Following a bad week of publicity for Republican presidential nominee Donald Trump, GOP officials across the country have largely waffled in their judgement of the White House contender, most condemning his now infamous lewd off-camera remarks to Access Hollywood correspondent Billy Bush, but not formally pulling their endorsements.
However, according to a survey by USA Today released Tuesday, 87 out of a combined 331 Republican governors and congressmen are not endorsing Donald Trump’s candidacy. In 2012, by comparison, only four Congressional Republicans failed to endorse GOP nominee Mitt Romney.
Despite the large contingency that has chosen to ignore Trump, including well-known Republican Senators Kelly Ayotte (N.H.), John McCain (Ariz.) and Rob Portman (Ohio), all of whom are up for reelection, GOP state and county chairs, along with other activists, are rallying their party’s nominee.
“It just does really all seem manufactured,” Loudoun County, Va., Republican chairman Will Estrada told Politico. “He apologized for what he said on the tape. That’s good enough for me.”
Similarly, Iowa state Republican National Committee member, Tamara Scott, said she’s willing to overlook Trump’s transgressions with women in the face of what she sees as an incompetent Democratic executive branch.
“You have a war breaking out between Obama and Russia, and you’re fussing about somebody’s improper actions with a female?” she said. “I get that that he’s not a Boy Scout.
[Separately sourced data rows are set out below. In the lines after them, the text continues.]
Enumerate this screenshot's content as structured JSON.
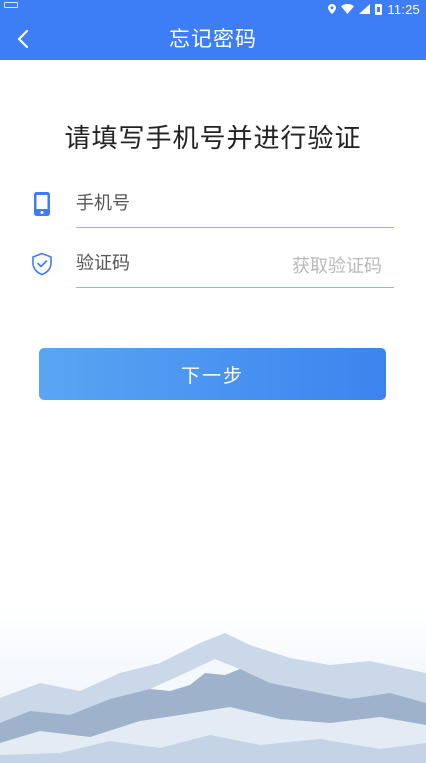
{
  "status_bar": {
    "time": "11:25"
  },
  "header": {
    "title": "忘记密码"
  },
  "main": {
    "prompt": "请填写手机号并进行验证",
    "phone_placeholder": "手机号",
    "code_placeholder": "验证码",
    "get_code_label": "获取验证码",
    "next_label": "下一步"
  },
  "colors": {
    "primary": "#3d7df5",
    "button_start": "#5aa5f3",
    "button_end": "#3d83ef",
    "divider": "#9bb4e6"
  }
}
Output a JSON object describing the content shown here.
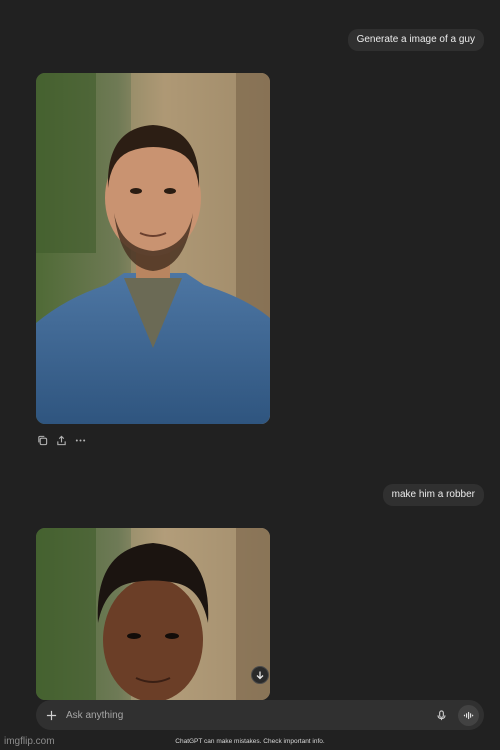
{
  "conversation": {
    "messages": [
      {
        "role": "user",
        "text": "Generate a image of a guy"
      },
      {
        "role": "assistant",
        "type": "image"
      },
      {
        "role": "user",
        "text": "make him a robber"
      },
      {
        "role": "assistant",
        "type": "image"
      }
    ],
    "actions": [
      "copy-icon",
      "share-icon",
      "more-icon"
    ]
  },
  "composer": {
    "placeholder": "Ask anything",
    "plus_icon": "plus-icon",
    "mic_icon": "mic-icon",
    "voice_icon": "voice-mode-icon"
  },
  "footer": {
    "disclaimer": "ChatGPT can make mistakes. Check important info.",
    "watermark": "imgflip.com"
  },
  "colors": {
    "background": "#212121",
    "bubble": "#303030",
    "text": "#ececec"
  }
}
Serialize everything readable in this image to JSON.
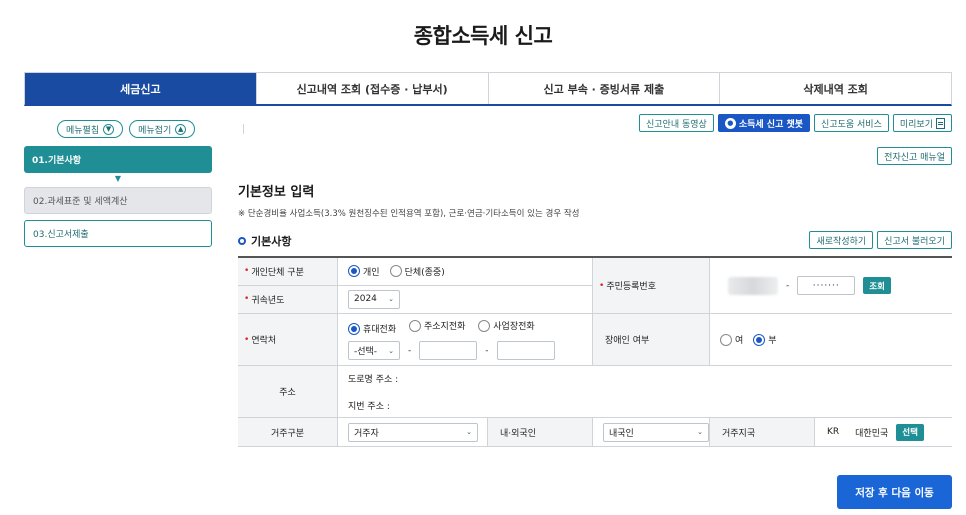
{
  "page_title": "종합소득세 신고",
  "tabs": [
    {
      "label": "세금신고",
      "active": true
    },
    {
      "label": "신고내역 조회 (접수증 · 납부서)",
      "active": false
    },
    {
      "label": "신고 부속 · 증빙서류 제출",
      "active": false
    },
    {
      "label": "삭제내역 조회",
      "active": false
    }
  ],
  "sidebar": {
    "expand_label": "메뉴펼침",
    "collapse_label": "메뉴접기",
    "steps": [
      {
        "label": "01.기본사항"
      },
      {
        "label": "02.과세표준 및 세액계산"
      },
      {
        "label": "03.신고서제출"
      }
    ]
  },
  "toolbar": {
    "guide_video": "신고안내 동영상",
    "chatbot": "소득세 신고 챗봇",
    "help_service": "신고도움 서비스",
    "preview": "미리보기",
    "manual": "전자신고 매뉴얼"
  },
  "section": {
    "title": "기본정보 입력",
    "note": "※ 단순경비율 사업소득(3.3% 원천징수된 인적용역 포함), 근로·연금·기타소득이 있는 경우 작성",
    "subtitle": "기본사항",
    "new_write": "새로작성하기",
    "load": "신고서 불러오기"
  },
  "form": {
    "entity_type": {
      "label": "개인단체 구분",
      "options": [
        "개인",
        "단체(종중)"
      ],
      "selected": "개인"
    },
    "year": {
      "label": "귀속년도",
      "value": "2024"
    },
    "resident_no": {
      "label": "주민등록번호",
      "masked": "·······",
      "lookup": "조회"
    },
    "contact": {
      "label": "연락처",
      "options": [
        "휴대전화",
        "주소지전화",
        "사업장전화"
      ],
      "selected": "휴대전화",
      "prefix_select": "-선택-"
    },
    "disability": {
      "label": "장애인 여부",
      "options": [
        "여",
        "부"
      ],
      "selected": "부"
    },
    "address": {
      "label": "주소",
      "road": "도로명 주소 :",
      "lot": "지번 주소 :"
    },
    "residence_type": {
      "label": "거주구분",
      "value": "거주자"
    },
    "nationality": {
      "label": "내·외국인",
      "value": "내국인"
    },
    "residence_country": {
      "label": "거주지국",
      "code": "KR",
      "name": "대한민국",
      "select": "선택"
    }
  },
  "save_next": "저장 후 다음 이동",
  "colors": {
    "primary": "#1a4ba3",
    "teal": "#1f8f95",
    "blue": "#1a66d6",
    "required": "#d22222"
  }
}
I’m looking for a bulldog.”
Likewise, after what some critics and Republicans judged to be at least an adequate debate performance on Sunday evening in St. Louis, some prominent party members that abandoned Trump after Friday’s Access Hollywood recording surfaced are now walking back their prior denouncements.
On Saturday, Sen. Deb Fischer (R-Neb.) called for Trump to “step aside” from the presidential race, only to say in a radio interview on KLIN in Lincoln, Neb., on Tuesday that she will “support the Republican ticket, and it’s a Trump-Pence ticket. . . . To me, it’s not a tough choice.”
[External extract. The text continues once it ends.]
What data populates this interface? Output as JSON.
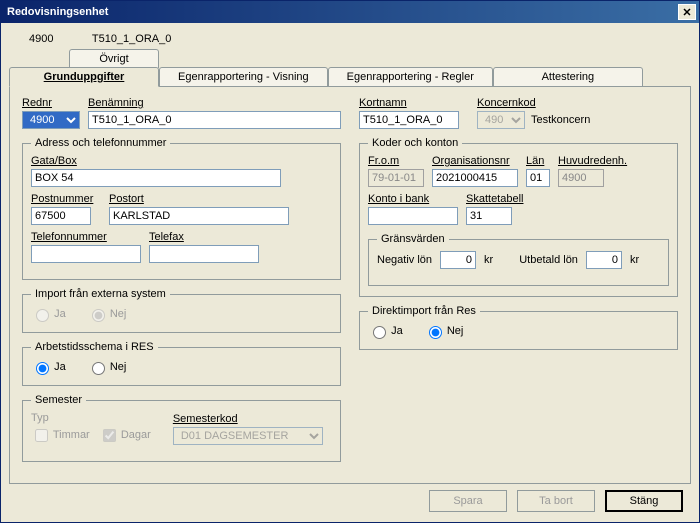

Likewise, Republican Colorado U.S. Senate candidate Darryl Glenn also on Saturday called for Trump to quit his White House bid. “American cannot have a man who speaks this way about women be the face of our country to the Free World,” he said in a statement.
In a Fox News interview following Trump’s debate performance, Glenn changed his mind, saying that the GOP nominee “did what he absolutely had to do. I think he reset his campaign.”
Since Saturday, Oct. 1, Democratic presidential nominee Hillary Clinton has widened her lead over Trump in national two-way polls from 2.7 points to 6.7 points as of Friday, according to RealClear Politics.
[Politico] [USA Today] [Washington Post] [Brian Snyder/Reuters via The Atlantic]